I considered the appellant’s public interest arguments to see if such factors apply in this case. He summarised his argument as follows:
In this case there was a public expenditure of €269,813 on legal fees. The request relates to information of public interest for which significant public funds were expended, concerning marine salmon farming— which is an issue of considerable controversy and public disquiet due to apprehended adverse impacts on the marine environment. The project concerned would have represented a 125% (approx.) increase in the capacity of this industry. Being concentrated on one site, this would have represented a massive intensification of salmon farming, with potentially catastrophic effects on wild fish and fisheries.
The taxpayer is entitled to know: how tax revenue is spent; that public servants are not acting outside of their remit; that public servants are obtaining value for money; that State agencies are not being used as a front for private businesses to circumvent proper planning and licensing regulations; whether BIM has any remit or legislative basis to apply for an aquaculture licence; whether BIM had any remit or legislative basis to enter into contracts with a private operator whereby it would be a licensee of a lease held by BIM; whether BIM would have any legal recourse to enforce conditions of a contract with regard to operational matters that would be, of necessity, commercially confidential to a private operator; whether BIM would have any power to enforce licence conditions greater than those of DAFM; whether BIM would have the legal remit to require additional conditions in a contract, such as requiring local employment, as suggested in the Environmental Impact Statement, and whether these conditions would be enforceable; whether the funding by BIM of the initial environmental assessment, application, and public consultation, at considerable cost, would have constituted illegal State aid to a private operator, and whether advice was obtained on this.

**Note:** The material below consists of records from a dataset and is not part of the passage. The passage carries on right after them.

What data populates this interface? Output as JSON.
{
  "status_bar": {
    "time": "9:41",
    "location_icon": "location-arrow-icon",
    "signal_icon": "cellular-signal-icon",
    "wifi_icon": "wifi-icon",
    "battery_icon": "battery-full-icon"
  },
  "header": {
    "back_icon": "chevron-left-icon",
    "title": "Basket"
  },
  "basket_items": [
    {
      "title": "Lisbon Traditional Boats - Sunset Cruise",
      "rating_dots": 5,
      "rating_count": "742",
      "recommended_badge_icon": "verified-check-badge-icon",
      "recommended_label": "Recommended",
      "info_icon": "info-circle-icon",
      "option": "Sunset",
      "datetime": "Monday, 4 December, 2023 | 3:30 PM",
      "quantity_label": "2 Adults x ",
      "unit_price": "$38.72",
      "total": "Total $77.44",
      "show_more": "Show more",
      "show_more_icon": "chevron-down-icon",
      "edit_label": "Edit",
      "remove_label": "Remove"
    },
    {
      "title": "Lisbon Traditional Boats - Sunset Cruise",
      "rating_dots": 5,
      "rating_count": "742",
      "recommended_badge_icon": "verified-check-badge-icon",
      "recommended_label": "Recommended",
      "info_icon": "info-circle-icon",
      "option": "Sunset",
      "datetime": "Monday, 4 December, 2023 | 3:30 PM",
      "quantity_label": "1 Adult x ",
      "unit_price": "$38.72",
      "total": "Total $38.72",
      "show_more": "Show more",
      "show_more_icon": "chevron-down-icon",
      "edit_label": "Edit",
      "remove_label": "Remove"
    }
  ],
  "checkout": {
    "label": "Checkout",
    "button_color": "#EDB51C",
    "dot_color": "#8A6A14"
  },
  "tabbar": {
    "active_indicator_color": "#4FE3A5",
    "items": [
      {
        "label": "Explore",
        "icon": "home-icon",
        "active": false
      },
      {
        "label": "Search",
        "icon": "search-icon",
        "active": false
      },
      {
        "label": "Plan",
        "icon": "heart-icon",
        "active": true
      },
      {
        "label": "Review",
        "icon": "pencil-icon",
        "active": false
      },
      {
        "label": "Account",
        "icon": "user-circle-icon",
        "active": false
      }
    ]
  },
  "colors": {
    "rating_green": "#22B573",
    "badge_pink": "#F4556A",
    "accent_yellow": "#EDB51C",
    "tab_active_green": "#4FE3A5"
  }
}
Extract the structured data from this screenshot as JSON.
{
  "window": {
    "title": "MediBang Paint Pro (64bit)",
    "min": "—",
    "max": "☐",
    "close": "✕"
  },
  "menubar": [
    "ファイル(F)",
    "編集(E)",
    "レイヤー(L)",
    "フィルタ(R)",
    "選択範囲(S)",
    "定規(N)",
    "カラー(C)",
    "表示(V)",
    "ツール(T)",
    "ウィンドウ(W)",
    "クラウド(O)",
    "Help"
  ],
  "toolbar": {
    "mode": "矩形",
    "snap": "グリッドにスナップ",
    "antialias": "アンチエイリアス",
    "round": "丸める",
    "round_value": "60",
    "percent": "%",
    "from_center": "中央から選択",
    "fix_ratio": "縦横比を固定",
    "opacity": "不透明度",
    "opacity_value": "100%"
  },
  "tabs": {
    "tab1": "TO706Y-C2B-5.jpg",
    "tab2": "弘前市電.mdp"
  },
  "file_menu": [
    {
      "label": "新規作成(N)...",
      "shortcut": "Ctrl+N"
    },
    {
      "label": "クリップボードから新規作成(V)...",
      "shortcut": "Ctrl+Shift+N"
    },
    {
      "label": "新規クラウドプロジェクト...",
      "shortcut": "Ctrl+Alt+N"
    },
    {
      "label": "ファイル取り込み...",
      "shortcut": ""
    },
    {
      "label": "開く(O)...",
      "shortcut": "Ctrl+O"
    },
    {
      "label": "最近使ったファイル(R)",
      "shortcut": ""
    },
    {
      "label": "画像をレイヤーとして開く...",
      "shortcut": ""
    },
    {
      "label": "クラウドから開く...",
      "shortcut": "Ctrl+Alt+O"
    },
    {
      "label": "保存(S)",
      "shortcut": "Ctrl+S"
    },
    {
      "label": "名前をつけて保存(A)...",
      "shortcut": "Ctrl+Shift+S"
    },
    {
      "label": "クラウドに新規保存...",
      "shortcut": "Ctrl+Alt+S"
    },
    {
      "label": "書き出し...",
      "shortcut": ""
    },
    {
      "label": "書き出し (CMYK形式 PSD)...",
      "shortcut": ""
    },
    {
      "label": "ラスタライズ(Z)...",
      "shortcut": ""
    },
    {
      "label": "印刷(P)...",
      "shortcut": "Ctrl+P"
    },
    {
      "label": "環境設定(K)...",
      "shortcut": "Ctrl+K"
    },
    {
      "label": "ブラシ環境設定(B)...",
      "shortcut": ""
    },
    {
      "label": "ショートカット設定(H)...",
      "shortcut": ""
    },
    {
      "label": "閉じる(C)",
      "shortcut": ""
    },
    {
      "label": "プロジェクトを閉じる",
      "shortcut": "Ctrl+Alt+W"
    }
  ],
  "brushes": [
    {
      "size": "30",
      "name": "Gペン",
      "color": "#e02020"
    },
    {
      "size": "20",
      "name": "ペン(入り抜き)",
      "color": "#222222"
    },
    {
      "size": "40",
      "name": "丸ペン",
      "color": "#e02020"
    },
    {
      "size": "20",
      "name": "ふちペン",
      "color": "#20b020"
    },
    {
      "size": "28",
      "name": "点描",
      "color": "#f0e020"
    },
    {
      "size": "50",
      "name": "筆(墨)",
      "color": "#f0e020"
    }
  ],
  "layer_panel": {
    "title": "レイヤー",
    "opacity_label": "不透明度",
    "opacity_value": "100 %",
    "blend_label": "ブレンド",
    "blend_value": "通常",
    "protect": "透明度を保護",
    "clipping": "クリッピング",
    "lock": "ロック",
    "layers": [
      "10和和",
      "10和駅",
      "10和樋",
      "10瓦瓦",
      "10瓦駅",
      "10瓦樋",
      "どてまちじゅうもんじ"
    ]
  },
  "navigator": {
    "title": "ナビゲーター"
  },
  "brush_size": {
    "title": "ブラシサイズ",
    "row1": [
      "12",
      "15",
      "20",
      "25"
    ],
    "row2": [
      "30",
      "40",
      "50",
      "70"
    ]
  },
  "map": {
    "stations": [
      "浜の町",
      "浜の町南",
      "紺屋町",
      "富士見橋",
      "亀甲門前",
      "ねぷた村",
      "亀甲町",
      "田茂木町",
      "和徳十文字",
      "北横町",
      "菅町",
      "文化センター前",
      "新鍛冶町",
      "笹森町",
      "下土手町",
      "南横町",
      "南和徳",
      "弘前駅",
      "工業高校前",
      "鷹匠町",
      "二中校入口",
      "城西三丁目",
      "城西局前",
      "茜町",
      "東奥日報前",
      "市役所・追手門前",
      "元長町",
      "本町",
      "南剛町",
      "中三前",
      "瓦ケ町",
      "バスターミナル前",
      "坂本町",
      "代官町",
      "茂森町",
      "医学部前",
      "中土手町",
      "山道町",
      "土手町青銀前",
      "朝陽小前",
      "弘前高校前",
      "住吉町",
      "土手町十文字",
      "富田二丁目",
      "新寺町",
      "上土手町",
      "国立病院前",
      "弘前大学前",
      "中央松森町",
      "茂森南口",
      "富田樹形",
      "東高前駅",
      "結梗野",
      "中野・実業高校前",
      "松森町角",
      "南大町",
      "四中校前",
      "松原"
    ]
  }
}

I appreciate that there is a very significant public interest in the protection of biodiversity in general and the marine environment and inland fisheries in particular. However, this case is about access to legal advice. I would expect that members of the public who are concerned about the protection of the marine environment and inland fisheries would be pleased to know that public authorities seek professional legal advice when contemplating projects which could affect the environment. Such advice could only help to ensure that the many laws that are in place for the purpose of protecting the environment are identified and complied with. Unlike the appellant, I have had the opportunity of considering the legal advice that is at issue in this case and I am completely satisfied that the public interest in access to it does not outweigh the public interest that is served by the protection of legal advice privilege.
I considered whether any environmental information contained in the legal advice could be separated, in accordance with article 10(5) of the AIE Regulations, from information to which article 8(a)(iv) applies. I concluded that such separation is not practicable since the request was solely for legal advice and article 8(a)(iv) applies to all of the legal advice.
The deemed refusal by BIM of this request was not justified and I hereby annul it. I find that it would not be appropriate for me to require BIM to provide access to the requested environmental information because non-disclosure is justified under article 8(a)(iv). This is because disclosure would adversely affect the confidentiality of BIM’s proceedings in circumstances where such confidentiality is otherwise protected by law and the public interest in disclosure does not outweigh the interest served by non-disclosure. Accordingly, I do not require BIM to make specific environmental information available to the appellant.
A party to the appeal or any other person affected by this decision may appeal to the High Court on a point of law from the decision. Such an appeal must be initiated not later than two months after notice of the decision was given to the person bringing the appeal.
Commissioner for Environmental Information